7 troops die in Iraq, 4 on single patrol
U.S. military officials announced the deaths of seven American troops Sunday, and at least seven Iraqis were killed and 26 injured in a car bombing, as the fourth anniversary of the U.S.-led invasion of Iraq neared.
Four of the soldiers died in west Baghdad when a roadside bomb detonated during their patrol Saturday. A Marine was killed in combat in Al Anbar province on Saturday, and a soldier was killed on foot patrol Friday by a roadside bomb in south Baghdad. A soldier’s noncombat death Saturday is under investigation, the military said.
The military declined to release details about the incidents. The deaths brought the U.S. military toll to 3,218 since the invasion began on March 20, 2003, according to icasualties.org.
Scattered violence was reported Sunday in the capital and beyond.
A month-old security crackdown has helped reduce death squad killings attributed mainly to Shiite Muslim militias. Police reported finding five bodies bearing bullet wounds around Baghdad on Sunday, far fewer than on many days before the new plan took effect. But it has not stopped the car bombings and mass-casualty suicide attacks that are a hallmark of Sunni Arab insurgents. Stemming such violence is a much more difficult task that depends on intelligence from informants, which enables security forces to root out bomb factories and insurgent strongholds.
The car bomb, in northeast Baghdad, exploded in a crowded area where Shiites were preparing food for sunset prayers. Witnesses said the bomber had to park across the street, which limited the bloodshed because he could not get closer to the crowd.
“Once the explosion took place we ran quickly toward the site,” said Hatim Khudair, 40, who owns a stand that sells stationery and children’s toys. “We started recovering the injured and the dead. Most of the injured were suffering from burns, others from burns and shrapnel. There were blood pools on the ground, debris, ashes.”
Insurgents also attacked the Shorja market in east Baghdad, killing two people with grenades they hurled from apartment buildings across the street. Markets have been a frequent target in Baghdad because of the large crowds they draw, and U.S. officials say they are in the process of making them more difficult to attack. Shorja was the site of a double car bombing in February that killed more than 70 and injured more than 160; after that, officials restricted it to foot traffic.
Meanwhile, an Iraqi military spokesman said in a news conference Sunday that traces of explosives were found in four cars belonging to Dhafir Ani, a prominent member of the Iraqi Accordance Front, the largest Sunni Arab bloc in parliament. Brig.
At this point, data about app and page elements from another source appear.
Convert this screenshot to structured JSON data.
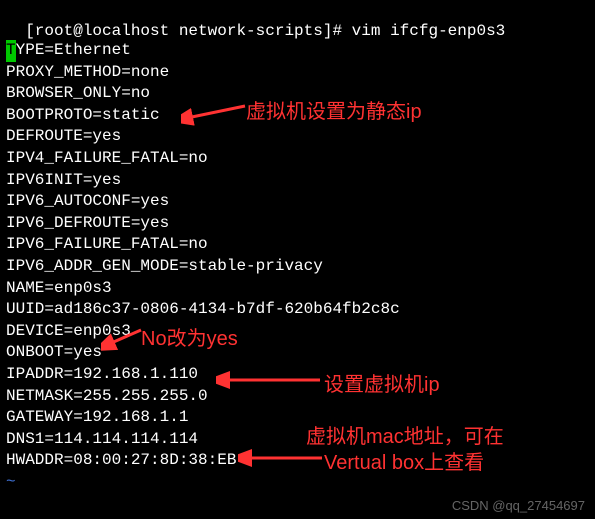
{
  "top_fragment": "",
  "prompt": "[root@localhost network-scripts]# vim ifcfg-enp0s3",
  "lines": [
    "TYPE=Ethernet",
    "PROXY_METHOD=none",
    "BROWSER_ONLY=no",
    "BOOTPROTO=static",
    "DEFROUTE=yes",
    "IPV4_FAILURE_FATAL=no",
    "IPV6INIT=yes",
    "IPV6_AUTOCONF=yes",
    "IPV6_DEFROUTE=yes",
    "IPV6_FAILURE_FATAL=no",
    "IPV6_ADDR_GEN_MODE=stable-privacy",
    "NAME=enp0s3",
    "UUID=ad186c37-0806-4134-b7df-620b64fb2c8c",
    "DEVICE=enp0s3",
    "ONBOOT=yes",
    "IPADDR=192.168.1.110",
    "NETMASK=255.255.255.0",
    "GATEWAY=192.168.1.1",
    "DNS1=114.114.114.114",
    "HWADDR=08:00:27:8D:38:EB"
  ],
  "tilde": "~",
  "annotations": {
    "a1": "虚拟机设置为静态ip",
    "a2": "No改为yes",
    "a3": "设置虚拟机ip",
    "a4_line1": "虚拟机mac地址，可在",
    "a4_line2": "Vertual box上查看"
  },
  "watermark": "CSDN @qq_27454697"
}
Gen. Qassim Musawi also said that 65 guns were found, and that one of seven guards initially detained was still being held.
Ani disputed the accusations in an interview on the satellite news channel Al Arabiya on Sunday night, saying his cars had recently been to the heavily guarded Green Zone in Baghdad and no explosives had been detected there. He said that his guards had been tortured during questioning and that all of the guns were licensed.
Separately, a statement Sunday attributed to radical Shiite cleric Muqtada Sadr called on Muslims to stop killing one another.
“No one is better than another,” it said. “These are acts that would not please God and his prophet.”
In Fallouja, insurgents blew up a building that the Iraqi army was using as an observation post, killing two Iraqi soldiers and wounding 11.
Gunmen in a car in Baghdad killed one person and wounded three at Rusafi Square, not far from the Mutanabi Street book-mart bombing that killed 30 people this month.
Three children were hurt when their house in the west Baghdad neighborhood of Jihad was struck by a mortar round. Earlier in the morning, a roadside bomb targeting Iraqi police near Baghdad’s Mustansiriya University killed two people, one of them a civilian, and injured five; and mortar fire in the Fadhil neighborhood of central Baghdad killed one.
Times staff writers Saif Hameed, Raheem Salman, Suhail Ahmad and Zeena Kareem contributed to this report, as well as special correspondents in Baghdad and Fallouja.